■ **What to work on**: The word "just" marks the lines to find; copy every such line from the data below.

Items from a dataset
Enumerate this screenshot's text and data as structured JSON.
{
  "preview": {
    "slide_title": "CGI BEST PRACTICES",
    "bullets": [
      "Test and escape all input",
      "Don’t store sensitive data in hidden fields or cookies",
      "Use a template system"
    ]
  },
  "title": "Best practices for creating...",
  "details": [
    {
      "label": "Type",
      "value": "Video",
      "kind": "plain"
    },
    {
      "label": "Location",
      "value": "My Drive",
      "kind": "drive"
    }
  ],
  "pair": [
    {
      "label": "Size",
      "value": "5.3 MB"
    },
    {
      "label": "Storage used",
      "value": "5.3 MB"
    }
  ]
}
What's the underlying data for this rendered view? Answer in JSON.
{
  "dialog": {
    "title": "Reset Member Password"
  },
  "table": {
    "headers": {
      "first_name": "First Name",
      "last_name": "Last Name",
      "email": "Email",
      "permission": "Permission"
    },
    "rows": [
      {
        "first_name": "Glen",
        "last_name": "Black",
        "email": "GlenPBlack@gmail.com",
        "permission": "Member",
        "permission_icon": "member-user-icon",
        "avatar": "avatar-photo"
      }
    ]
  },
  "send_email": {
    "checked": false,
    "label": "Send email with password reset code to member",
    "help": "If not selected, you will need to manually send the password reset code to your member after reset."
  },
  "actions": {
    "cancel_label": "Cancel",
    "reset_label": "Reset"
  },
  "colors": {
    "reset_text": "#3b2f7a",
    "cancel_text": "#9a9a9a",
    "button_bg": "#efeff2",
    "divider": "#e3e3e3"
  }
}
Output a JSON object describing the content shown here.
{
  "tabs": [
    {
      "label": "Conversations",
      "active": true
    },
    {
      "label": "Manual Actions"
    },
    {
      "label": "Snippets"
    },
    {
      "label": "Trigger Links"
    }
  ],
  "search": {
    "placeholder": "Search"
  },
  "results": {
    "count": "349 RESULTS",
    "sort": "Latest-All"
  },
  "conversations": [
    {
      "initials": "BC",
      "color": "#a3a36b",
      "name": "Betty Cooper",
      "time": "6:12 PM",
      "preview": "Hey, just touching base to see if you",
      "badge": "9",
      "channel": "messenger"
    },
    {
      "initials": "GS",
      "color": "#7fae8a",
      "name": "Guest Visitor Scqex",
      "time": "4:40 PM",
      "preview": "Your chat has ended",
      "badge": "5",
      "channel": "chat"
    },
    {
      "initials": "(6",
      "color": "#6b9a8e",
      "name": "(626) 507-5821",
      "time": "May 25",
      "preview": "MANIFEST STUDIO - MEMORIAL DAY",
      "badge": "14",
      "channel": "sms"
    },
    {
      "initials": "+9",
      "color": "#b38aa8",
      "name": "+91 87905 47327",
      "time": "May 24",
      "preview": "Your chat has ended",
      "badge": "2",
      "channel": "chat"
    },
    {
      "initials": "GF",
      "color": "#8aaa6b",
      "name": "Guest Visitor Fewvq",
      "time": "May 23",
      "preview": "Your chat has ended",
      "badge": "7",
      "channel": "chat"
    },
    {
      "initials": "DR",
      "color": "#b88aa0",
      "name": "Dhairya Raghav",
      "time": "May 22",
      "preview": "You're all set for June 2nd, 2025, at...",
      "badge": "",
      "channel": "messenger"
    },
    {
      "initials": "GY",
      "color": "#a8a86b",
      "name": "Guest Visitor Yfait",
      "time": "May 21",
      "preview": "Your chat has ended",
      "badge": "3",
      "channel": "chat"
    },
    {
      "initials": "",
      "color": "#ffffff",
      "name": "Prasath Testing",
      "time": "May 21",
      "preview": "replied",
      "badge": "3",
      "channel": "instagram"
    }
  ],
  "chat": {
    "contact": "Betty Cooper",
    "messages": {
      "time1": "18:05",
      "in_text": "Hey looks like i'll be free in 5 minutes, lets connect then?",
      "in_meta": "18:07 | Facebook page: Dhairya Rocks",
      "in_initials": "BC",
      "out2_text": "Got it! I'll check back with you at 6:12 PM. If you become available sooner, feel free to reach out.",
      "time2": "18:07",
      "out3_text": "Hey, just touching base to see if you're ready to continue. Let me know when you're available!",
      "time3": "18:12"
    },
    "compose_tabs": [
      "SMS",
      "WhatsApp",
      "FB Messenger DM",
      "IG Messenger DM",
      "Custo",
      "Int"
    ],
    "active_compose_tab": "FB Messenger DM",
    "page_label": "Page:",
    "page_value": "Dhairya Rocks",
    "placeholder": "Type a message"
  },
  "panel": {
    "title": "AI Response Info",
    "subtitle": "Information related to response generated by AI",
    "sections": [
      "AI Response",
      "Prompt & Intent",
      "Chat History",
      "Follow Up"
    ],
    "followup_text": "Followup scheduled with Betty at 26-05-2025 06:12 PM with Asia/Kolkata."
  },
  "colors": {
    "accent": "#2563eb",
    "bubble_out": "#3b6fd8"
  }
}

■ **Response to the exercise**:
      "preview": "Hey, just touching base to see if you",
      "out3_text": "Hey, just touching base to see if you're ready to continue. Let me know when you're available!",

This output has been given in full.